Tuberculosis in hospitalized patients: clinical characteristics of patients receiving treatment within the first 24 h after admission.
J Bras Pneumol. 2014 May-Jun;40(3):279-85
Authors: Silva DR, Silva LP, Dalcin Pde T
OBJECTIVE: To evaluate clinical characteristics and outcomes in patients hospitalized for tuberculosis, comparing those in whom tuberculosis treatment was started within the first 24 h after admission with those who did not.
METHODS: This was a retrospective cohort study involving new tuberculosis cases in patients aged ≥ 18 years who were hospitalized after seeking treatment in the emergency room.
RESULTS: We included 305 hospitalized patients, of whom 67 (22.0%) received tuberculosis treatment within the first 24 h after admission ( ≤24h group) and 238 (88.0%) did not (>24h group). Initiation of tuberculosis treatment within the first 24 h after admission was associated with being female (OR = 1.99; 95% CI: 1.06-3.74; p = 0.032) and with an AFB-positive spontaneous sputum smear (OR = 4.19; 95% CI: 1.94-9.00; p < 0.001). In the ≤24h and >24h groups, respectively, the ICU admission rate was 22.4% and 15.5% (p = 0.258); mechanical ventilation was used in 22.4% and 13.9% (p = 0.133); in-hospital mortality was 22.4% and 14.7% (p = 0.189); and a cure was achieved in 44.8% and 52.5% (p = 0.326).

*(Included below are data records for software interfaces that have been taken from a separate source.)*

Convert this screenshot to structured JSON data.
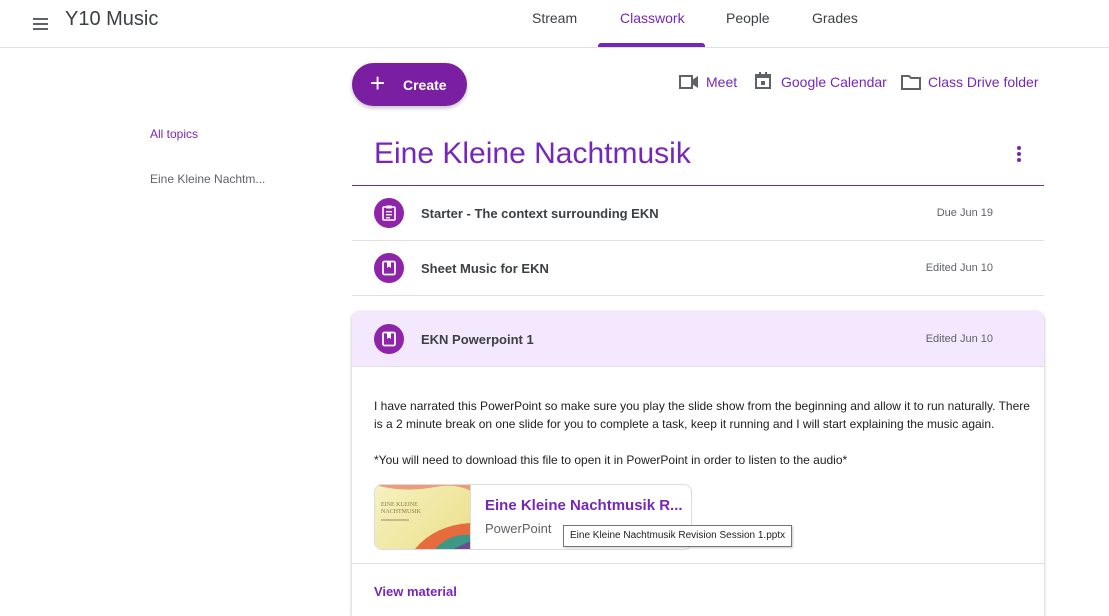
{
  "app": {
    "title": "Y10 Music"
  },
  "tabs": [
    {
      "label": "Stream"
    },
    {
      "label": "Classwork"
    },
    {
      "label": "People"
    },
    {
      "label": "Grades"
    }
  ],
  "active_tab": "Classwork",
  "toolbar": {
    "create_label": "Create",
    "meet_label": "Meet",
    "calendar_label": "Google Calendar",
    "drive_label": "Class Drive folder"
  },
  "sidebar": {
    "all_topics": "All topics",
    "items": [
      {
        "label": "Eine Kleine Nachtm..."
      }
    ]
  },
  "topic": {
    "title": "Eine Kleine Nachtmusik",
    "items": [
      {
        "title": "Starter - The context surrounding EKN",
        "date": "Due Jun 19",
        "icon": "assignment-icon"
      },
      {
        "title": "Sheet Music for EKN",
        "date": "Edited Jun 10",
        "icon": "material-icon"
      },
      {
        "title": "EKN Powerpoint 1",
        "date": "Edited Jun 10",
        "icon": "material-icon"
      }
    ]
  },
  "expanded": {
    "description_1": "I have narrated this PowerPoint so make sure you play the slide show from the beginning and allow it to run naturally.  There is a 2 minute break on one slide for you to complete a task, keep it running and I will start explaining the music again.",
    "description_2": "*You will need to download this file to open it in PowerPoint in order to listen to the audio*",
    "attachment": {
      "title": "Eine Kleine Nachtmusik R...",
      "type": "PowerPoint",
      "thumb_title": "EINE KLEINE\nNACHTMUSIK",
      "tooltip": "Eine Kleine Nachtmusik Revision Session 1.pptx"
    },
    "view_material": "View material"
  },
  "colors": {
    "accent": "#7627bb",
    "create_button": "#7b1fa2",
    "icon_circle": "#8e24aa",
    "expanded_header": "#f3e8fd"
  }
}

CONCLUSIONS: Although tuberculosis treatment was initiated promptly in a considerable proportion of the inpatients evaluated, the rates of in-hospital mortality, ICU admission, and mechanical ventilation use remained high. Strategies for the control of tuberculosis in primary care should consider that patients who seek medical attention at hospitals arrive too late and with advanced disease. It is therefore necessary to implement active surveillance measures in the community for earlier diagnosis and treatment.
PMID: 25029651 [PubMed - indexed for MEDLINE]